'Twas a time when feedback and distortion, like every other goodie in the rock guitarist's arsenal, were brand-new playthings. Hendrix used them to explore uncharted astral regions. L.A. prog pioneer Spirit kept them on a short, taut leash as the carefully controlled colors of their sound. In the hands of Blue Cheer's founding guitarist Leigh Stephens, distortion and feedback were a swing-for-the-fences truncheon.

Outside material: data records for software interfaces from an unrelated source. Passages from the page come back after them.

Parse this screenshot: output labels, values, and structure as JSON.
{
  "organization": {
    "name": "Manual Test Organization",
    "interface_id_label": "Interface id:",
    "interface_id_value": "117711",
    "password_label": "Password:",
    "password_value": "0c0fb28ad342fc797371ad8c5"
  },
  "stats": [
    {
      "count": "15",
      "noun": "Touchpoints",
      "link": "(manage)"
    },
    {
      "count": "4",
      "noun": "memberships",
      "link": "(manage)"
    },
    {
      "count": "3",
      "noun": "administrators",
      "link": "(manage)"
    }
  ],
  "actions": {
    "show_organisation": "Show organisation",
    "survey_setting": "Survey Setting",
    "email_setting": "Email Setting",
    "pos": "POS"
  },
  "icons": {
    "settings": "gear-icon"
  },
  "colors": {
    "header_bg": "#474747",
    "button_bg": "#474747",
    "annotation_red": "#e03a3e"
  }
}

The San Francisco band's 1968 debut Vincebus Eruptum was a succession of Stephens' uninhibited sonic assaults punctuating songs penned by bassist and vocal shouter Dick Peterson. They forcibly fondled blues standards "Rock Me Baby" and "Parchman Farm" in ways surely unintended by B.B. King or Mose Allison. The lead player's unapologetic heavy hand and the band's overall lust for decibels likely explain the proto-power trio's coronation by some as the founding fathers of metal. Stephens defected, and the band endured numerous changes, with Peterson being the constant until the group disbanded in 1971. He and founding drummer Paul Whaley hooked back up in the late '70s and have shown up on disc sporadically since, abetted by newfound popularity after the release of Rhino's garage-rock compilations, Nuggets.